Yen gets the bulk of the politics this episode. We catch up with her taking a brief trip to Nazair to see her old friend/lover Istredd. He’s digging up monoliths from Nilfgaard, and he offers a new perspective on Nilfgaard. Yeah, they’re crazy religious – but they’re also ensuring every single one of their subjects gets fed. It’s not super exciting, but people are getting by. Sometimes, “boring is better”, he explains – which tells you all you need to know about Istredd. Yen is far too exciting for him and his rocks, even if he has grown a beard now.
She’s soon called back to Aretuza, where things have turned a bit rubbish. In these desperate times, girls from rich families are being allowed to buy their way into the school, whatever their level of magical ability. She tries to warn them, show them how to have fun, eventually just telling them that they’ll be turned into eels – but it’s no good. The old ways are disappearing, now the school is just desperate for anyone to join. This is reinforced when we shown a meeting of all the mages from around the Continent, who are discussing the old ways and whether or not they should be laid to rest.
They all know about the upcoming fall of Cintra, a city which has been historically reluctant to get magical help.

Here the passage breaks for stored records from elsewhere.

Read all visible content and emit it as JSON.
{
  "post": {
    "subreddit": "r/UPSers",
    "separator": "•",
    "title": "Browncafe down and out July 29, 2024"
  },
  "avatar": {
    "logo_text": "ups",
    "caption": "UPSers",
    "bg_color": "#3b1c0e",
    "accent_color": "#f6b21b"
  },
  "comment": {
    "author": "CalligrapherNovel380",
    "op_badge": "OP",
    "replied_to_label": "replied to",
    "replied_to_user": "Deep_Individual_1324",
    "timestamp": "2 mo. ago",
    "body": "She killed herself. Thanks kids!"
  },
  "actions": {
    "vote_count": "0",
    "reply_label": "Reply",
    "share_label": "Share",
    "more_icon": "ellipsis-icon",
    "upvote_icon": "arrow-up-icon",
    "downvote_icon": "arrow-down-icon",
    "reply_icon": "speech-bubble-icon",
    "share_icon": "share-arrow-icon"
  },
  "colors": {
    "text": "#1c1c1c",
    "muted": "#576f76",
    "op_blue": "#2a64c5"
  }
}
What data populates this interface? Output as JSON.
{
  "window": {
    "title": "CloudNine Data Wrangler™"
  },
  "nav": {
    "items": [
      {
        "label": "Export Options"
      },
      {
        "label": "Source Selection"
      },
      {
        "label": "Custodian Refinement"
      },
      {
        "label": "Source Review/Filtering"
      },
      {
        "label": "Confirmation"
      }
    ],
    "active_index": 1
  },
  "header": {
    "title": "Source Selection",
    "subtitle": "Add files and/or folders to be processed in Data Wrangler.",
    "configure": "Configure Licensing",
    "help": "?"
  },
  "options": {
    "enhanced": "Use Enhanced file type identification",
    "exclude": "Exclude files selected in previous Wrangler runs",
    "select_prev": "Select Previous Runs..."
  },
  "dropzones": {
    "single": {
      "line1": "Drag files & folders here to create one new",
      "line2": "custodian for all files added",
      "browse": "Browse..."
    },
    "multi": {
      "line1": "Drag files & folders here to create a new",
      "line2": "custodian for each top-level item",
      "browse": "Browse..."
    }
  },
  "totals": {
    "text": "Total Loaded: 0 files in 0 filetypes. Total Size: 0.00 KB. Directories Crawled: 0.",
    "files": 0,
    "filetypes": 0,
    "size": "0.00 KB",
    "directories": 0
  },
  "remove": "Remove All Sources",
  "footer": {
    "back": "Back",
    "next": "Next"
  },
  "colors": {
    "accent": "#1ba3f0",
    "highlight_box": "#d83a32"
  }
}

And after a show of hands, it’s clear that the mages interested in saving the kingdom are in the minority. Magic users in this world are like a different class, a supreme class watching over everything, occasionally sticking their oars in and meddling. Higher even than the people that are supposed to be running the show. But they’ve built an “us and them” mentality, seemingly being happy to let the Continent fall into chaos before helping out. Fringilla, the witch aiding Nilfgaard, tells them to stay out of the way. But a small group are determined to get involved, the question is – will Yen join them? I can only assume that this is the battle of Sodden Hill, mentioned in the book. Hopefully we’ll see this in the final episode, but my book knowledge is getting sketchy.
Ciri has the perfect opportunity to join a happy family in this episode, when a woman finds her in town, stealing food, and asks her to come home with them. I don’t blame Ciri for not going, she’s got every right not to trust anyone, but stealing the woman’s horse seemed a bit harsh! It seems that although Ciri is a few steps away from meeting Geralt, there are still a few hardships to come first. Namely, some thugs who try and assault her. But something kicks in, her ancient power awakens, and soon she’s shouting about a prophecy and doing freaky things. This got me thinking, we don’t yet know what Ciri is capable of. We know she’s important, Cahir is desperate to catch her after all, but without reading the books I’m in the dark over where her story’s going.
If the next episode follows the rest of story, destiny will bring Ciri and Geralt to each other. And I can’t wait, with all this talk of destiny – it’s time it all came together. But things will get pretty dire for Geralt first. We will hopefully also learn a few things about his origins too, with a character from his past hopefully making an appearance.
Reviewed by Jack